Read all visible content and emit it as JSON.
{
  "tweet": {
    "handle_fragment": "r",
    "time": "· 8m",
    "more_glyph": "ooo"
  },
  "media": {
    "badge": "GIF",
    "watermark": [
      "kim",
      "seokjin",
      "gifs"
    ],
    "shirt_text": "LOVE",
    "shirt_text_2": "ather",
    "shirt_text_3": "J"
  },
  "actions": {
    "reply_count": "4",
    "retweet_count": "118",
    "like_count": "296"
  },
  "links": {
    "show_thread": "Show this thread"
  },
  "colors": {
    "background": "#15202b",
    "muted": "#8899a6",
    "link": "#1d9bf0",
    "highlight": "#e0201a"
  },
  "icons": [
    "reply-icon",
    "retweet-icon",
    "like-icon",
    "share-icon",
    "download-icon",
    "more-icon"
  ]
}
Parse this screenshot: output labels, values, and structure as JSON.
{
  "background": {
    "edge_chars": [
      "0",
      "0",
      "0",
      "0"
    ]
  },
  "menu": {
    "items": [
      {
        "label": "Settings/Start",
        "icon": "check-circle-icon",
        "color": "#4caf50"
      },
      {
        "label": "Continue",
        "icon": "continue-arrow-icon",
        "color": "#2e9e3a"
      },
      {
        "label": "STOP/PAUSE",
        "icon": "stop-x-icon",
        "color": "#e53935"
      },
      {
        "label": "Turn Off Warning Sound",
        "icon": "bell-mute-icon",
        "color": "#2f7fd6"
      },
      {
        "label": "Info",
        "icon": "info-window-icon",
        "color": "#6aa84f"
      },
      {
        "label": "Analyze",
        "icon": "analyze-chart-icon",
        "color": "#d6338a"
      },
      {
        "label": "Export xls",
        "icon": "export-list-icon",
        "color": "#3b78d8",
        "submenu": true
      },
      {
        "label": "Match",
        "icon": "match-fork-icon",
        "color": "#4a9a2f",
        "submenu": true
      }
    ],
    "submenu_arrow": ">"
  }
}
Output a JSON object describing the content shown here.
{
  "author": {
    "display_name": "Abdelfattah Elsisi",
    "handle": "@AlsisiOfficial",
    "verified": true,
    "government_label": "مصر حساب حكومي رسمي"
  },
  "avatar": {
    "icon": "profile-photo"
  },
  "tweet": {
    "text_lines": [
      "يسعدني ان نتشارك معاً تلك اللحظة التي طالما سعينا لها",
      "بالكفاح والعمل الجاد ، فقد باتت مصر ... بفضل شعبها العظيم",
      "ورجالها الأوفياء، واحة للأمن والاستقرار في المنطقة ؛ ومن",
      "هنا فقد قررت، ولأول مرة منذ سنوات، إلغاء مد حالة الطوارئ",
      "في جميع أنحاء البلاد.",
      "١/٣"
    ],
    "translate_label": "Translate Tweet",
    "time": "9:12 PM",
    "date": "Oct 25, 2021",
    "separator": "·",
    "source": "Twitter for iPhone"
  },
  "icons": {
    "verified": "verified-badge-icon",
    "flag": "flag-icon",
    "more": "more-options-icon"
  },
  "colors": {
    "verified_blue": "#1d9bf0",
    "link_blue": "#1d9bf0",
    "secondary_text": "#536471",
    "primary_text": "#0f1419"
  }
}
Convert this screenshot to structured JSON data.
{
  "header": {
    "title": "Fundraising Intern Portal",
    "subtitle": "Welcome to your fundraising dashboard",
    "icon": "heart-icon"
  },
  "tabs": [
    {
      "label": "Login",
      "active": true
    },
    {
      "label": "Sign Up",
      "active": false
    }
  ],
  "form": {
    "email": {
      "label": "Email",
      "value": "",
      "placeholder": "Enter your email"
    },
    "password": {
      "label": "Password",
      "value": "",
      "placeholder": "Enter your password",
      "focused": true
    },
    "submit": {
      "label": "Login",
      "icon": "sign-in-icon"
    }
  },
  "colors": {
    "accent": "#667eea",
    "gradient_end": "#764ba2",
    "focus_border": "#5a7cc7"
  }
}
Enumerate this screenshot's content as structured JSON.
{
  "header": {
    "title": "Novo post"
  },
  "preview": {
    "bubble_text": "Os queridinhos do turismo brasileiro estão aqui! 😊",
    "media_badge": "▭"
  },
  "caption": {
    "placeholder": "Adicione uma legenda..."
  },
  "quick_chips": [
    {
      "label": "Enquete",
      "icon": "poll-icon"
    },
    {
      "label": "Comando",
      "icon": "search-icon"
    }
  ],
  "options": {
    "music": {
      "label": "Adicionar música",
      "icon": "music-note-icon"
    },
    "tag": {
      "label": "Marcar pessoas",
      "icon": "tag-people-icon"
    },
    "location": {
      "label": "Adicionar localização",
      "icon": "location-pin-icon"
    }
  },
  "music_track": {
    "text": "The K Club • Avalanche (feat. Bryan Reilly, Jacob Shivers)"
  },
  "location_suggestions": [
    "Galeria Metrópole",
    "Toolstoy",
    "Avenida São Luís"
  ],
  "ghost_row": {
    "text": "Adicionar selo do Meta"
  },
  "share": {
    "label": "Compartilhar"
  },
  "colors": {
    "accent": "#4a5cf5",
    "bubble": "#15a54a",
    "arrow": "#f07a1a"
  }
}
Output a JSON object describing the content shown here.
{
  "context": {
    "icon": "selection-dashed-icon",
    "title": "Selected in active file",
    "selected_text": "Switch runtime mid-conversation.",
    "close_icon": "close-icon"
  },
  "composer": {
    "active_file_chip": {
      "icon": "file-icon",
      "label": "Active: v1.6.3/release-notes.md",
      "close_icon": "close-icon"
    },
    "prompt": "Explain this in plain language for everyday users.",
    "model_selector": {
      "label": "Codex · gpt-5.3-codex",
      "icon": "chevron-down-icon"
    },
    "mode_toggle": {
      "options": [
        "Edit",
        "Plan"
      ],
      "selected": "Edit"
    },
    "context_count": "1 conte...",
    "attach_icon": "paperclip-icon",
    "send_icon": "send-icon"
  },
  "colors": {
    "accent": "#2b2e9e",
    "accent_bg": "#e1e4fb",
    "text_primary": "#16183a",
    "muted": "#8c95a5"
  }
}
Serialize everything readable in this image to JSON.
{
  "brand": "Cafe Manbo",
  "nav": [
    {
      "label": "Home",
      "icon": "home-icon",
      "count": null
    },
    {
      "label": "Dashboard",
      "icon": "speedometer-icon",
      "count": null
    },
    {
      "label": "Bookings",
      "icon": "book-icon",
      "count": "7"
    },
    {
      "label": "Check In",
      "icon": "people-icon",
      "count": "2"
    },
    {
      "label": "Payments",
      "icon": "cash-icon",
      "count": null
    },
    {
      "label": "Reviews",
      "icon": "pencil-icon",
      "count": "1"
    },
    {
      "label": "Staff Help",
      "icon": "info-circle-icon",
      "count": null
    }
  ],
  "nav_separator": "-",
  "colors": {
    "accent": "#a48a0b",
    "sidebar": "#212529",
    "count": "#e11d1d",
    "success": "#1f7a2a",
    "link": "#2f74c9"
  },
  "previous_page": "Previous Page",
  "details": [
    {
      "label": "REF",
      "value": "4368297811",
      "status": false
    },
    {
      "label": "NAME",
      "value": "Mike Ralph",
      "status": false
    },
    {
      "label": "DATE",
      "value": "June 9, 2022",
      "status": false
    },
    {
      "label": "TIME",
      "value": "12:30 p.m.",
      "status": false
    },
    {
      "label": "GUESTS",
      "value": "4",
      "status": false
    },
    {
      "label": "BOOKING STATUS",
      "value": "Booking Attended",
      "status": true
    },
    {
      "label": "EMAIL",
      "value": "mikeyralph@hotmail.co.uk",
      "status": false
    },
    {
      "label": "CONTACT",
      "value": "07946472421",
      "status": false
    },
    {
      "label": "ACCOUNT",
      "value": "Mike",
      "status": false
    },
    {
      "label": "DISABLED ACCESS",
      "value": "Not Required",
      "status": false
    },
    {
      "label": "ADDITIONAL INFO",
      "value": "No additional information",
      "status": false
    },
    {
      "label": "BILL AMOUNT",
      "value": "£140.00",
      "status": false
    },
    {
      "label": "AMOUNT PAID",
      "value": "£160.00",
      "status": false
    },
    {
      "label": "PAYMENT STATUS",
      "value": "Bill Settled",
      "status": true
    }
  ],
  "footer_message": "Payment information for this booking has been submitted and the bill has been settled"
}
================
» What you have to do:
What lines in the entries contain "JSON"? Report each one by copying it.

» Result of the exercise:
Read all visible content and emit it as JSON.
Parse this screenshot: output labels, values, and structure as JSON.
Output a JSON object describing the content shown here.
Convert this screenshot to structured JSON data.
Enumerate this screenshot's content as structured JSON.
Output a JSON object describing the content shown here.
Serialize everything readable in this image to JSON.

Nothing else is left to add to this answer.